## Data section
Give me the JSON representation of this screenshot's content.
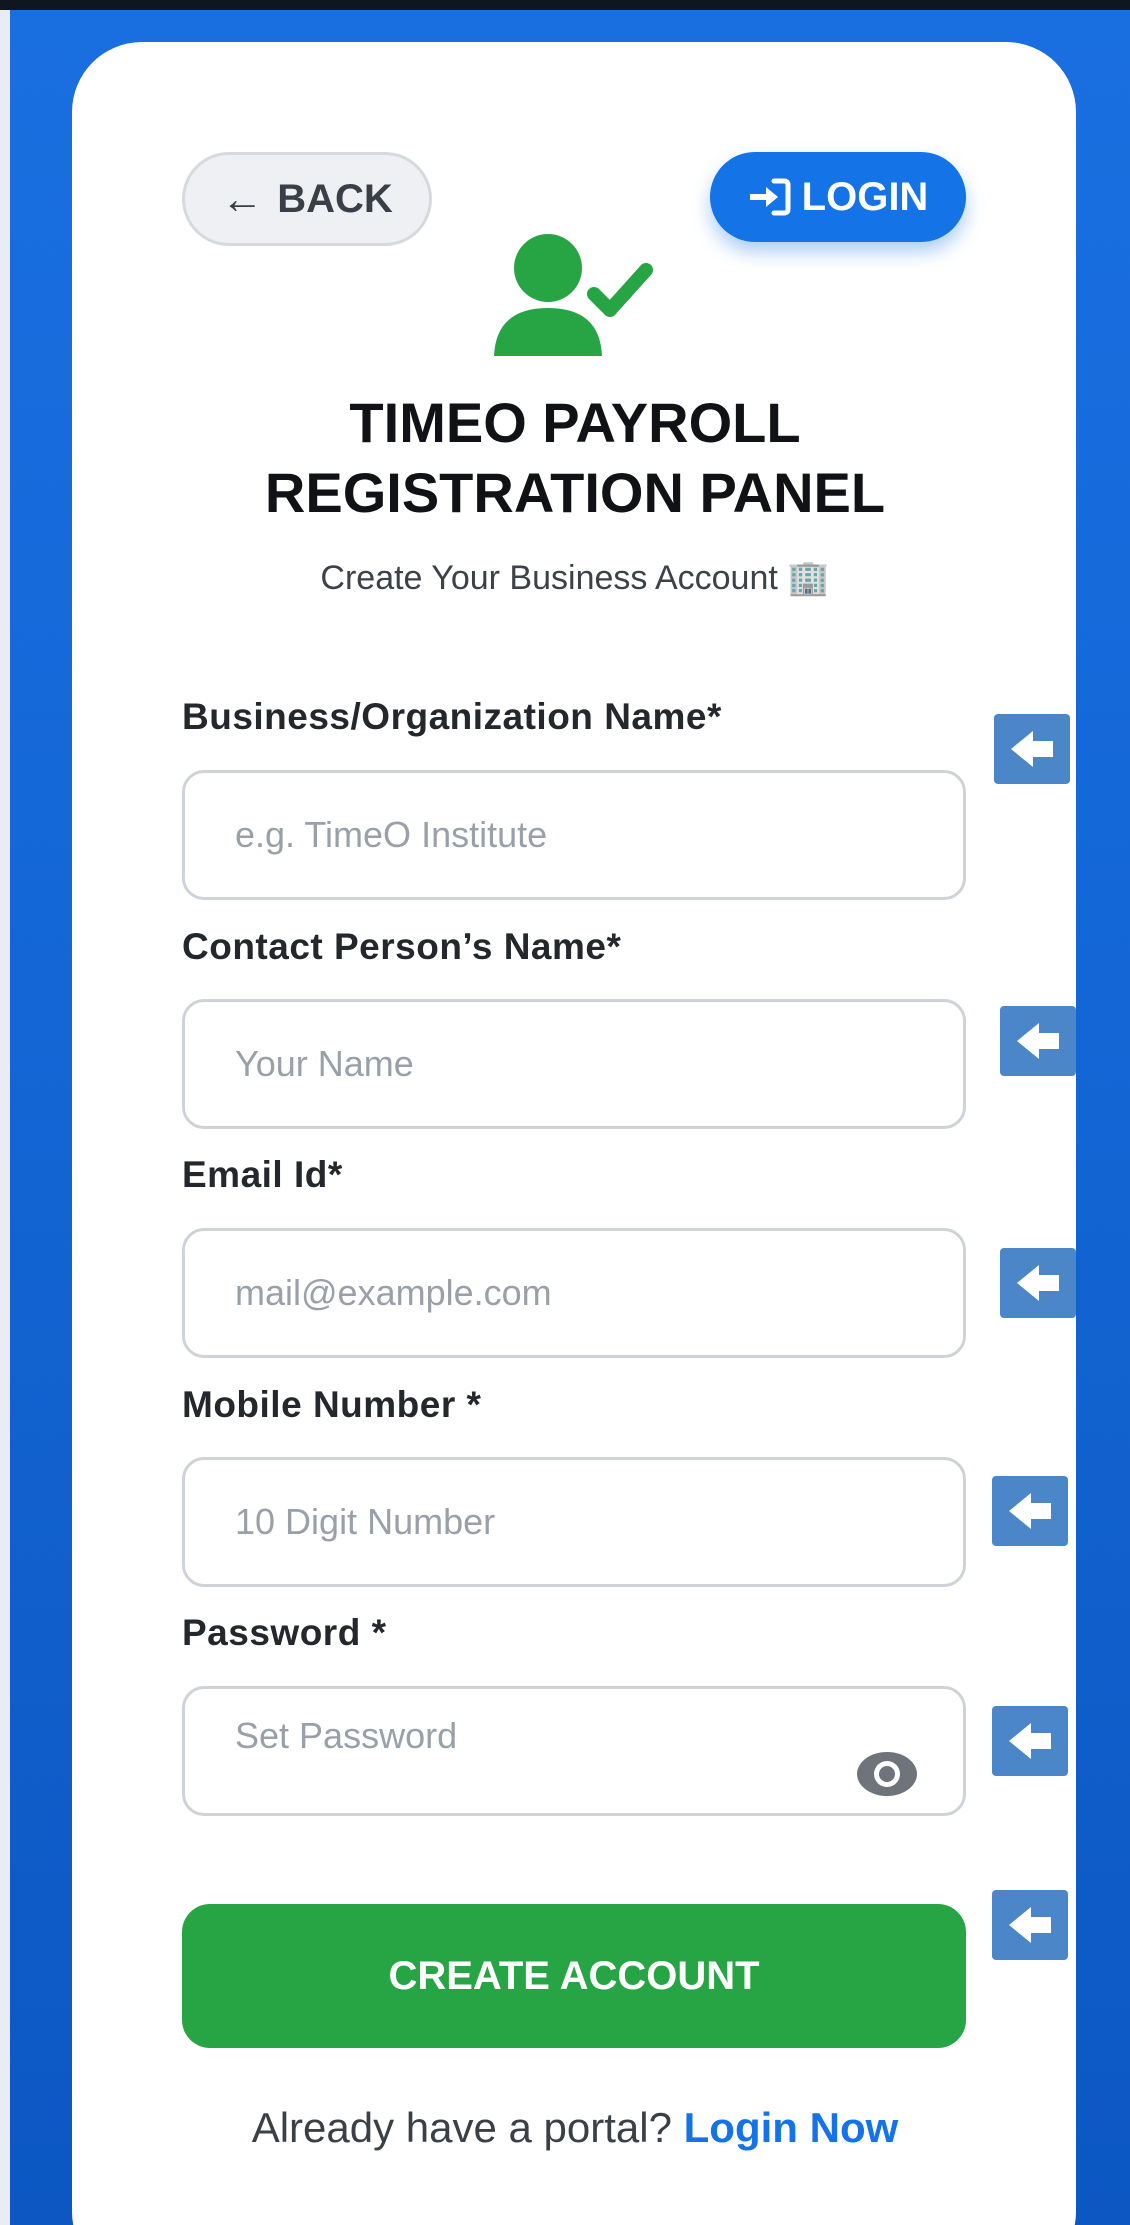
{
  "nav": {
    "back_label": "BACK",
    "login_label": "LOGIN"
  },
  "header": {
    "title_line1": "TIMEO PAYROLL",
    "title_line2": "REGISTRATION PANEL",
    "subtitle": "Create Your Business Account 🏢"
  },
  "form": {
    "fields": [
      {
        "label": "Business/Organization Name*",
        "placeholder": "e.g. TimeO Institute"
      },
      {
        "label": "Contact Person’s Name*",
        "placeholder": "Your Name"
      },
      {
        "label": "Email Id*",
        "placeholder": "mail@example.com"
      },
      {
        "label": "Mobile Number *",
        "placeholder": "10 Digit Number"
      },
      {
        "label": "Password *",
        "placeholder": "Set Password"
      }
    ],
    "submit_label": "CREATE ACCOUNT"
  },
  "footer": {
    "prompt": "Already have a portal?",
    "link_label": "Login Now"
  },
  "colors": {
    "primary_blue": "#1473e6",
    "success_green": "#27a444",
    "side_arrow": "#4a86c8"
  },
  "icons": [
    "arrow-left-icon",
    "sign-in-icon",
    "user-check-icon",
    "eye-icon"
  ]
}
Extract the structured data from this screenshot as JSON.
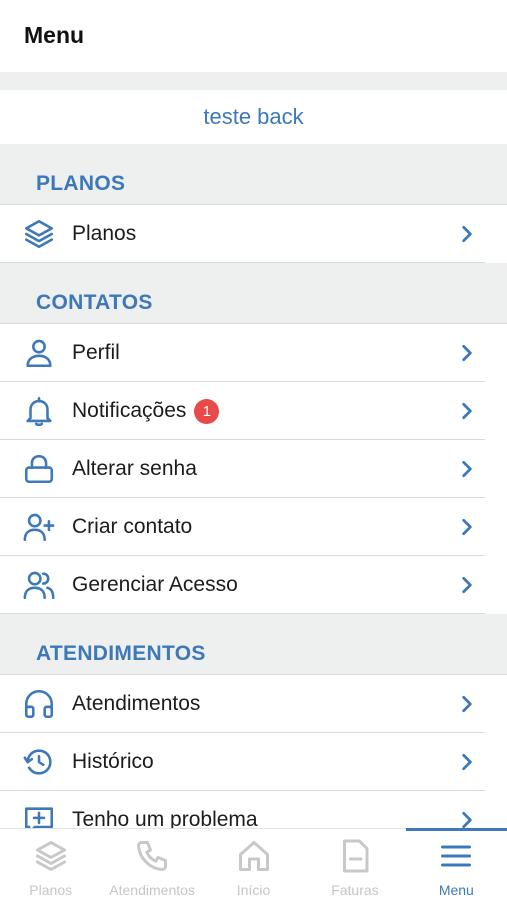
{
  "header": {
    "title": "Menu"
  },
  "account": {
    "name": "teste back"
  },
  "sections": {
    "planos": {
      "title": "PLANOS",
      "items": [
        {
          "label": "Planos",
          "icon": "layers-icon"
        }
      ]
    },
    "contatos": {
      "title": "CONTATOS",
      "items": [
        {
          "label": "Perfil",
          "icon": "user-icon"
        },
        {
          "label": "Notificações",
          "icon": "bell-icon",
          "badge": "1"
        },
        {
          "label": "Alterar senha",
          "icon": "lock-icon"
        },
        {
          "label": "Criar contato",
          "icon": "user-plus-icon"
        },
        {
          "label": "Gerenciar Acesso",
          "icon": "users-icon"
        }
      ]
    },
    "atendimentos": {
      "title": "ATENDIMENTOS",
      "items": [
        {
          "label": "Atendimentos",
          "icon": "headphones-icon"
        },
        {
          "label": "Histórico",
          "icon": "history-icon"
        },
        {
          "label": "Tenho um problema",
          "icon": "message-plus-icon"
        }
      ]
    }
  },
  "tabbar": {
    "tabs": [
      {
        "label": "Planos",
        "icon": "layers-icon"
      },
      {
        "label": "Atendimentos",
        "icon": "phone-icon"
      },
      {
        "label": "Início",
        "icon": "home-icon"
      },
      {
        "label": "Faturas",
        "icon": "document-icon"
      },
      {
        "label": "Menu",
        "icon": "menu-icon",
        "active": true
      }
    ]
  },
  "colors": {
    "accent": "#3d78b9",
    "badge": "#e84a4a",
    "background": "#eeefef"
  }
}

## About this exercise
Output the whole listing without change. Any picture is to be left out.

## Completed task
Give me the JSON representation of this screenshot's content.
{
  "nav": {
    "back_label": "BACK",
    "login_label": "LOGIN"
  },
  "header": {
    "title_line1": "TIMEO PAYROLL",
    "title_line2": "REGISTRATION PANEL",
    "subtitle": "Create Your Business Account 🏢"
  },
  "form": {
    "fields": [
      {
        "label": "Business/Organization Name*",
        "placeholder": "e.g. TimeO Institute"
      },
      {
        "label": "Contact Person’s Name*",
        "placeholder": "Your Name"
      },
      {
        "label": "Email Id*",
        "placeholder": "mail@example.com"
      },
      {
        "label": "Mobile Number *",
        "placeholder": "10 Digit Number"
      },
      {
        "label": "Password *",
        "placeholder": "Set Password"
      }
    ],
    "submit_label": "CREATE ACCOUNT"
  },
  "footer": {
    "prompt": "Already have a portal?",
    "link_label": "Login Now"
  },
  "colors": {
    "primary_blue": "#1473e6",
    "success_green": "#27a444",
    "side_arrow": "#4a86c8"
  },
  "icons": [
    "arrow-left-icon",
    "sign-in-icon",
    "user-check-icon",
    "eye-icon"
  ]
}
Extract the structured data from this screenshot as JSON.
{
  "header": {
    "title": "Menu"
  },
  "account": {
    "name": "teste back"
  },
  "sections": {
    "planos": {
      "title": "PLANOS",
      "items": [
        {
          "label": "Planos",
          "icon": "layers-icon"
        }
      ]
    },
    "contatos": {
      "title": "CONTATOS",
      "items": [
        {
          "label": "Perfil",
          "icon": "user-icon"
        },
        {
          "label": "Notificações",
          "icon": "bell-icon",
          "badge": "1"
        },
        {
          "label": "Alterar senha",
          "icon": "lock-icon"
        },
        {
          "label": "Criar contato",
          "icon": "user-plus-icon"
        },
        {
          "label": "Gerenciar Acesso",
          "icon": "users-icon"
        }
      ]
    },
    "atendimentos": {
      "title": "ATENDIMENTOS",
      "items": [
        {
          "label": "Atendimentos",
          "icon": "headphones-icon"
        },
        {
          "label": "Histórico",
          "icon": "history-icon"
        },
        {
          "label": "Tenho um problema",
          "icon": "message-plus-icon"
        }
      ]
    }
  },
  "tabbar": {
    "tabs": [
      {
        "label": "Planos",
        "icon": "layers-icon"
      },
      {
        "label": "Atendimentos",
        "icon": "phone-icon"
      },
      {
        "label": "Início",
        "icon": "home-icon"
      },
      {
        "label": "Faturas",
        "icon": "document-icon"
      },
      {
        "label": "Menu",
        "icon": "menu-icon",
        "active": true
      }
    ]
  },
  "colors": {
    "accent": "#3d78b9",
    "badge": "#e84a4a",
    "background": "#eeefef"
  }
}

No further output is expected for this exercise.